As more and more people with autism are identified, the number of young adults with autism looking to move out, on their own, will also increase. Because autism is a spectrum disorder, each person has their own unique set of needs in order to live on their own. Some might be able to live independently with minimal support while others might need a supervised setting. There are a number of ways to live independently. The first step is to understand the different forms of housing.
Supported living - This type of housing allows for an individual to live on their own, in an apartment or house. You might live alone or have roommates. Many adults with autism still need some supports, although this might be minimal. Support can mean help with food shopping, budgeting, getting to doctor’s appointments or getting to work each day. Support can come from family members, friends or community resources. With supportive living, you should be able to take care of your daily needs, such as daily hygiene, cooking and cleaning.
Group homes - A group home is where several people (frequently anywhere from three to ten people) live in a group, residential home owned and operated by an outside agency. The home is staffed with people who can help further independent living skills, provide transportation to community activities and doctor’s appointments, plan group outings, and monitor medications. Less frequently, a home can be operated by a cooperative, which is several families with individuals with disabilities who band together to purchase (or rent) a home and employ the staff.
Assisted living facilities - These types of facilities usually have a home-like atmosphere and offer small apartments for each resident. Each person can be completely independent or can utilize support services for daily grooming and meals. Assisted living facilities do not offer complex medical care, however, some can assist with medications (depending on your state’s laws.)

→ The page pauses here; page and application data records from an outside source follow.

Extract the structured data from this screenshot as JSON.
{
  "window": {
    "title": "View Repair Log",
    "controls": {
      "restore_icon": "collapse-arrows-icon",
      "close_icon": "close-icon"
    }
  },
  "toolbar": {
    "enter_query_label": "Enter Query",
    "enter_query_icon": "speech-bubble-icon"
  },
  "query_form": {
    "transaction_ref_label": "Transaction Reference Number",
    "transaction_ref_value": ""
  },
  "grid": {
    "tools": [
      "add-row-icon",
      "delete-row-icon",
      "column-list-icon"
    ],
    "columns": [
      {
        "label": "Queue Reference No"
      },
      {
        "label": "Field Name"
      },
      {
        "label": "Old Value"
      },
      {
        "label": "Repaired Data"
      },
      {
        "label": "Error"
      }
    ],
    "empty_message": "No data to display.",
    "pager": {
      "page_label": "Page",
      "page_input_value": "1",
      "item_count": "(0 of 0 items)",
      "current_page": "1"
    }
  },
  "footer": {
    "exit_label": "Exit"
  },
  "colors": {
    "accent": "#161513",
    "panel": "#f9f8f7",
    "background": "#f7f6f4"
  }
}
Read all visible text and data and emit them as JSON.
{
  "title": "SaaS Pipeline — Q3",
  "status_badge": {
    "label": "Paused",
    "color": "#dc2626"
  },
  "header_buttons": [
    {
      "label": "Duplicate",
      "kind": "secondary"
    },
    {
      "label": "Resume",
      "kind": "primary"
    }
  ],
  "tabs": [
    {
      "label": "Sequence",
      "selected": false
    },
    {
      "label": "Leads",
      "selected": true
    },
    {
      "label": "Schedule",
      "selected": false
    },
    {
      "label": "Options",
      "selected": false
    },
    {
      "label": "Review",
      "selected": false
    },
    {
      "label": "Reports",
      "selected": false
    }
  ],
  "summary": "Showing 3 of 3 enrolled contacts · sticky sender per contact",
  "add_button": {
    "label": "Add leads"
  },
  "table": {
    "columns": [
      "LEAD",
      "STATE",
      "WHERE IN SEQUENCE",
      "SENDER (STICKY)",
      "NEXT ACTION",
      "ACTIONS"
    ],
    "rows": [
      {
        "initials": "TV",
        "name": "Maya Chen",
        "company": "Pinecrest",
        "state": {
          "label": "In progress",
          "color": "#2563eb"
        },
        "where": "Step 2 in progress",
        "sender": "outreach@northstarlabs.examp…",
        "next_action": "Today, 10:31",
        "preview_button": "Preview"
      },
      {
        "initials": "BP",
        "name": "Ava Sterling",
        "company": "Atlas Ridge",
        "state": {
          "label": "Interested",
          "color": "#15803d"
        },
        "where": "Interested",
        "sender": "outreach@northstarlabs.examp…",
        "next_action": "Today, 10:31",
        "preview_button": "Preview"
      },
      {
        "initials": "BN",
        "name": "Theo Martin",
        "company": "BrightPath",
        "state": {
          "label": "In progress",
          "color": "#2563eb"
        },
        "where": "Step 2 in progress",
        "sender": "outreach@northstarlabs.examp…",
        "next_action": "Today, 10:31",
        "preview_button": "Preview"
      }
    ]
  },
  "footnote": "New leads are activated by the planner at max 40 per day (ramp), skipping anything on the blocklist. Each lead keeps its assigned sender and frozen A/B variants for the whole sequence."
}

Family homes - There may be families (or couples) in your area that provide living arrangements for adults with disabilities. The family, or couple, are considered "teaching parents" and provide instruction in independent living skills. This type of program allows adults with autism to move from their parent’s home but still provides a loving, instructional environment to continue building skills. Some couples choose to work with one adult at a time while others may have several adults with disabilities living in the home.
Farm and ranch communities - There are a number of farm or ranch communities throughout the United States for individuals with autism and other disabilities. Individuals live within the community and participate in the different jobs and responsibilities of living on a farm or ranch. Additional support services can be used, much like those in supported living arrangements. The farms offer a way to learn a skill, socialize with others, and be productive members of not only their community but the community around them.
Each individual with autism, along with your family, should look at all the options available and determine which type of living situation would best suit your needs. Once you decide which independent living arrangement is best, you will need to set up services and supports (if needed). This can be done with the help of a local agency or can be done by contacting various organizations to request supports.
The Foundations for Autism Support and Training offers a database of different housing options.
Eileen Bailey is a freelance health writer. She is the author of What Went Right: Reframe Your Thinking for a Happier Now, Idiot’s Guide to Adult ADHD, Idiot’s Guide to Cognitive Behavioral Therapy, Essential Guide to Overcoming Obsessive Love, and Essential Guide to Asperger’s Syndrome. She can be found on Twitter @eileenmbailey and on Facebook at eileenmbailey.